¼ cup plain flour
1/3 cup soda water
large pinch of salt and good grind of pepper
ideally use ‘Galbani’ ricotta; it holds together really well
1 tsp sea salt flakes
½ tsp lemon juice
1 TBSP grated parmesan
a few grinds of fresh black pepper
To make the stuffing simply combine all the ingredients well and then use a small spoon to help distribute the stuffing evenly into the very core of the trumpet. You only need about a teaspoonful in each, taking care not to bruise the flower as you work. Gently bring the feathery ends to a close and place on greaseproof paper in the fridge until you are ready to cook them.

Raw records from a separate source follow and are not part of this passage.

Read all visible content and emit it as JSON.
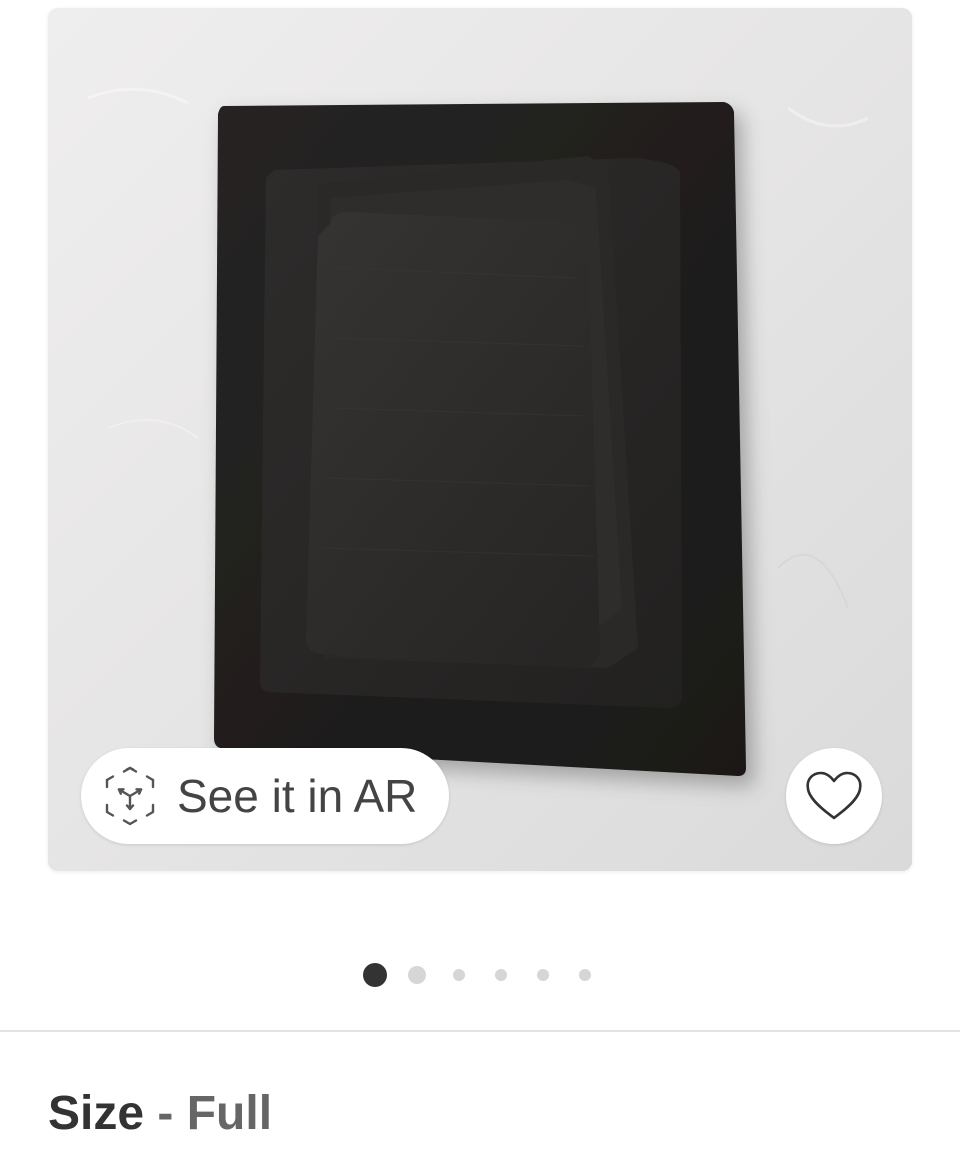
{
  "product_gallery": {
    "image_alt": "Stacked black linen sheet set",
    "ar_button_label": "See it in AR",
    "ar_icon": "ar-cube-icon",
    "favorite_icon": "heart-outline-icon",
    "total_images": 6,
    "active_image_index": 0
  },
  "variation": {
    "label": "Size",
    "separator": "-",
    "value": "Full"
  },
  "colors": {
    "background": "#ffffff",
    "active_dot": "#333333",
    "inactive_dot": "#d6d6d6",
    "fabric": "#1f1d1c",
    "text_primary": "#333333",
    "text_secondary": "#666666"
  }
}
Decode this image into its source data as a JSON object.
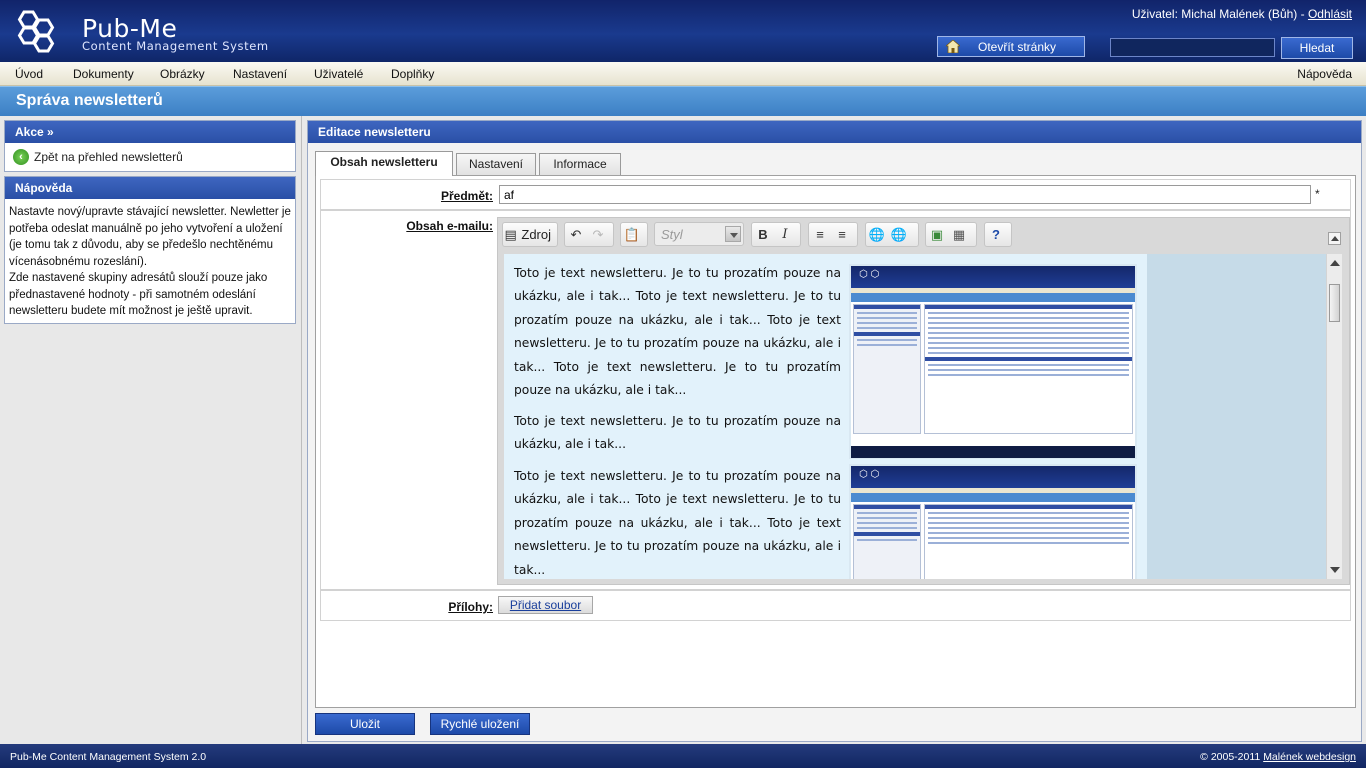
{
  "header": {
    "app_name": "Pub-Me",
    "app_subtitle": "Content Management System",
    "user_prefix": "Uživatel: Michal Malének (Bůh) -",
    "logout": "Odhlásit",
    "open_site": "Otevřít stránky",
    "search_value": "",
    "search_button": "Hledat"
  },
  "menu": {
    "items": [
      "Úvod",
      "Dokumenty",
      "Obrázky",
      "Nastavení",
      "Uživatelé",
      "Doplňky"
    ],
    "help": "Nápověda"
  },
  "page_title": "Správa newsletterů",
  "sidebar": {
    "actions_title": "Akce »",
    "back_link": "Zpět na přehled newsletterů",
    "help_title": "Nápověda",
    "help_text_1": "Nastavte nový/upravte stávající newsletter. Newletter je potřeba odeslat manuálně po jeho vytvoření a uložení (je tomu tak z důvodu, aby se předešlo nechtěnému vícenásobnému rozeslání).",
    "help_text_2": "Zde nastavené skupiny adresátů slouží pouze jako přednastavené hodnoty - při samotném odeslání newsletteru budete mít možnost je ještě upravit."
  },
  "editor_panel": {
    "title": "Editace newsletteru",
    "tabs": [
      "Obsah newsletteru",
      "Nastavení",
      "Informace"
    ],
    "subject_label": "Předmět:",
    "subject_value": "af",
    "required_mark": "*",
    "content_label": "Obsah e-mailu:",
    "attachments_label": "Přílohy:",
    "add_file": "Přidat soubor",
    "toolbar": {
      "source": "Zdroj",
      "style_placeholder": "Styl"
    },
    "paragraphs": [
      "Toto je text newsletteru. Je to tu prozatím pouze na ukázku, ale i tak... Toto je text newsletteru. Je to tu prozatím pouze na ukázku, ale i tak... Toto je text newsletteru. Je to tu prozatím pouze na ukázku, ale i tak... Toto je text newsletteru. Je to tu prozatím pouze na ukázku, ale i tak...",
      "Toto je text newsletteru. Je to tu prozatím pouze na ukázku, ale i tak...",
      "Toto je text newsletteru. Je to tu prozatím pouze na ukázku, ale i tak... Toto je text newsletteru. Je to tu prozatím pouze na ukázku, ale i tak... Toto je text newsletteru. Je to tu prozatím pouze na ukázku, ale i tak..."
    ],
    "save": "Uložit",
    "quick_save": "Rychlé uložení"
  },
  "footer": {
    "left": "Pub-Me Content Management System 2.0",
    "right_prefix": "© 2005-2011",
    "right_link": "Malének webdesign"
  },
  "colors": {
    "header_blue": "#1a3a8e",
    "title_blue": "#4a8ed2",
    "box_head_blue": "#3458b2",
    "editor_bg": "#e2f2fb"
  }
}
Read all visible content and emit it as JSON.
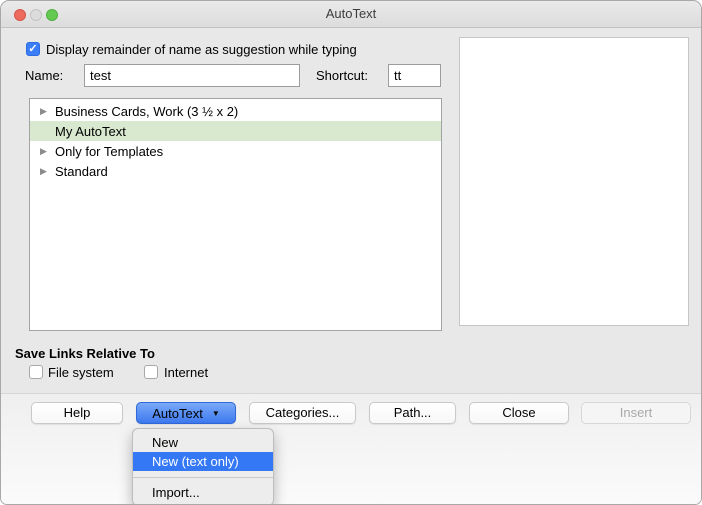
{
  "window": {
    "title": "AutoText"
  },
  "titlebar": {
    "close_light": "close",
    "minimize_light": "minimize-disabled",
    "zoom_light": "zoom"
  },
  "icons": {
    "checkmark": "✓",
    "expand_arrow": "▶",
    "dropdown_arrow": "▼"
  },
  "suggestion_checkbox": {
    "label": "Display remainder of name as suggestion while typing",
    "checked": true
  },
  "name_field": {
    "label": "Name:",
    "value": "test"
  },
  "shortcut_field": {
    "label": "Shortcut:",
    "value": "tt"
  },
  "tree": {
    "items": [
      {
        "label": "Business Cards, Work (3 ½ x 2)",
        "expandable": true,
        "selected": false
      },
      {
        "label": "My AutoText",
        "expandable": false,
        "selected": true
      },
      {
        "label": "Only for Templates",
        "expandable": true,
        "selected": false
      },
      {
        "label": "Standard",
        "expandable": true,
        "selected": false
      }
    ]
  },
  "preview": {
    "content": ""
  },
  "save_links": {
    "title": "Save Links Relative To",
    "options": [
      {
        "label": "File system",
        "checked": false
      },
      {
        "label": "Internet",
        "checked": false
      }
    ]
  },
  "buttons": {
    "help": "Help",
    "autotext": "AutoText",
    "categories": "Categories...",
    "path": "Path...",
    "close": "Close",
    "insert": "Insert"
  },
  "menu": {
    "items": [
      {
        "label": "New"
      },
      {
        "label": "New (text only)"
      },
      {
        "label": "Import..."
      }
    ],
    "highlighted": "New (text only)"
  },
  "colors": {
    "accent_blue": "#3478f6",
    "selection_green": "#d9e9d0",
    "checkbox_blue": "#3b7ef7",
    "traffic_red": "#ed6a5e",
    "traffic_green": "#64c953",
    "dialog_bg": "#e8e8e8"
  }
}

To make the batter; place the flour in a bowl and make a well in the centre. Crack the egg into the well. Using a fork, begin to mix the egg into the flour and dribble in the soda water to help loosen the mixture as you go. Once the mixture is a uniform, thick cream consistency (no lumps!), slowly pour in the rest of the soda water, stirring all the time. Set it to one side.
Take a large, non stick frying pan and place three or four TBSPs of canola or vegetable oil, and one TBSP of olive oil into the pan. The oil should cover the base of the pan well but not be at all deep. Bring the pan up to a medium heat and splatter in some batter to check that it is ready – the batter should gently go golden and bubble a little – not spit too much or burn. When ready, generously dip your flowers in the batter, ensuring they are completely submerged before removing and placing in the frying pan. A little excess batter is welcome – don’t try to shake off all the excess drips! Turn after about 30 seconds or when the underside has become the desired colour and cook the other side.
Remove, and drain on paper towel. Sprinkle with Maldon Sea Salt and eat immediately, ideally with a cold glass of white wine or a light beer.